The huge corruption case swirling around Brazilian oil company Petrobras is being called the world’s largest, and increasing numbers of Norwegian companies seem to be getting tangled up in it. Norwegian bosses mostly claim no knowledge of any bribes being paid, but investigations are underway on several fronts.
Sevan Marine’s rig deals with Petrobras are not the only business transactions with the corruption-embroiled Brazilian company that are sounding alarms. Several other Norwegian companies are also having to investigate their own transactions because of suspected bribery.
Newspaper Dagens Næringsliv (DN) reported on Monday that the latest company feeling a need to probe suspected or unwitting involvement in the Petrobras scandal is Akastor, which was spun off from the large Norwegian oil supply company Aker Solutions in 2014. It’s now run by Kristian Monsen Røkke, son of the wealthy self-made Norwegian industrialist controlling Aker Solutions, Kjell Inge Røkke.
In addition to new questions tied to payments made by an Akastor subsidiary, both criminal and internal investigations already are underway regarding the involvement of another large Norwegian company, Sevan Marine of Arendal, with Petrobras. DN reported that other Norwegian firms faced with questions about their own dealings with Petrobras include LMG Marin of Bergen, Subsea 7 controlled by London-based Kristian Siem and Rolls Royce Marine.
Norwegian companies as a whole have invested an estimated NOK 175 billion (USD 20 billion) in Brazilian ventures, a volume that has prompted various Norwegian government ministers and members of the royal family to make a string of official trips to Brazil in recent years. Monica Mæland, Norway’s current trade minister, was in Brazil this spring with Crown Prince Haakon and a large Norwegian business delegation, officially to enhance ties with Brazilian companies. They arrived, however, in a country plagued by political chaos, corruption allegations, ill effects of the dive in oil prices and high unemployment rates.
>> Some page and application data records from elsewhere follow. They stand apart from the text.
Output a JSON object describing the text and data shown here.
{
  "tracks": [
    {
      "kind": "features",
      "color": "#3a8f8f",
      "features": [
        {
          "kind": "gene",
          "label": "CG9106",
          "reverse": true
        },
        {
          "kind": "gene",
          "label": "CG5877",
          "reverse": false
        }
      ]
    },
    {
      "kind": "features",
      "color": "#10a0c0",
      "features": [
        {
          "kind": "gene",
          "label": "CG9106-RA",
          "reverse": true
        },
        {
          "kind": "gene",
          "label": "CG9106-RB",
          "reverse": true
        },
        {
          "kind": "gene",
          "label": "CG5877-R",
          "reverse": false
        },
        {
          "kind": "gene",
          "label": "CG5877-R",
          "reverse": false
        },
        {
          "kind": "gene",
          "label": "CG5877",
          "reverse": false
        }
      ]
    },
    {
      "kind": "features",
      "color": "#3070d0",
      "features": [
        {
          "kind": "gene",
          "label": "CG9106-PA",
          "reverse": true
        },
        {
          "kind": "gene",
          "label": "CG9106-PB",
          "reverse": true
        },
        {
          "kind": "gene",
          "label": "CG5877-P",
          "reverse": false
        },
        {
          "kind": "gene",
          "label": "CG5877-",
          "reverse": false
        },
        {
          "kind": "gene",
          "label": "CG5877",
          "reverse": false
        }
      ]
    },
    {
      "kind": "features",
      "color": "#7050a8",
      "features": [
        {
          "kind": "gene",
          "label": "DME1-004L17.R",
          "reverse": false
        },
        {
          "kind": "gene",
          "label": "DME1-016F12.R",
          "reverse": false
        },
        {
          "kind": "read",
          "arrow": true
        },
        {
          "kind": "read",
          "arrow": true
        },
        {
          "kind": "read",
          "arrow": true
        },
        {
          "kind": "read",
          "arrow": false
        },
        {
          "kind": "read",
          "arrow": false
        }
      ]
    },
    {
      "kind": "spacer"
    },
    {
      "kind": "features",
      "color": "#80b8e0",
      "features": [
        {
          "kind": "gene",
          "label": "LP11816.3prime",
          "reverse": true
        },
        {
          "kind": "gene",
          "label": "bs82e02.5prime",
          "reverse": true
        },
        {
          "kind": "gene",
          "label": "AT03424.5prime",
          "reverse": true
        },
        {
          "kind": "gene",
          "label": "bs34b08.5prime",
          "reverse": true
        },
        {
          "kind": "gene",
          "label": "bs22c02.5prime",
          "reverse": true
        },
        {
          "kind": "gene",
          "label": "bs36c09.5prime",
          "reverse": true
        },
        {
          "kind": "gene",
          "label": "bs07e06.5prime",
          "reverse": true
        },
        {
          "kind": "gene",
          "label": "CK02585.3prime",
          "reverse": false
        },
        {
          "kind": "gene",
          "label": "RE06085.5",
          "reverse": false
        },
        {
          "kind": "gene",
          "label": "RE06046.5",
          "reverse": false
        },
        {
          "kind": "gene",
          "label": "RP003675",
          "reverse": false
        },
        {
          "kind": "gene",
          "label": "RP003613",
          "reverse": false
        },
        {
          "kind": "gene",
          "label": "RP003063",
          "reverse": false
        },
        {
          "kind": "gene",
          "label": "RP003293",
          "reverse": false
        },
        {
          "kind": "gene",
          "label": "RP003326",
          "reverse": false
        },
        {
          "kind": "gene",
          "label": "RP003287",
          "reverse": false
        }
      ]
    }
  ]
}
“This is a country in a critical situation,” Mæland told DN. “One main reason is the corruption which has been and still is a major problem, first and foremost at Petrobras, combined with the economic downturn in the oil and gas industry.”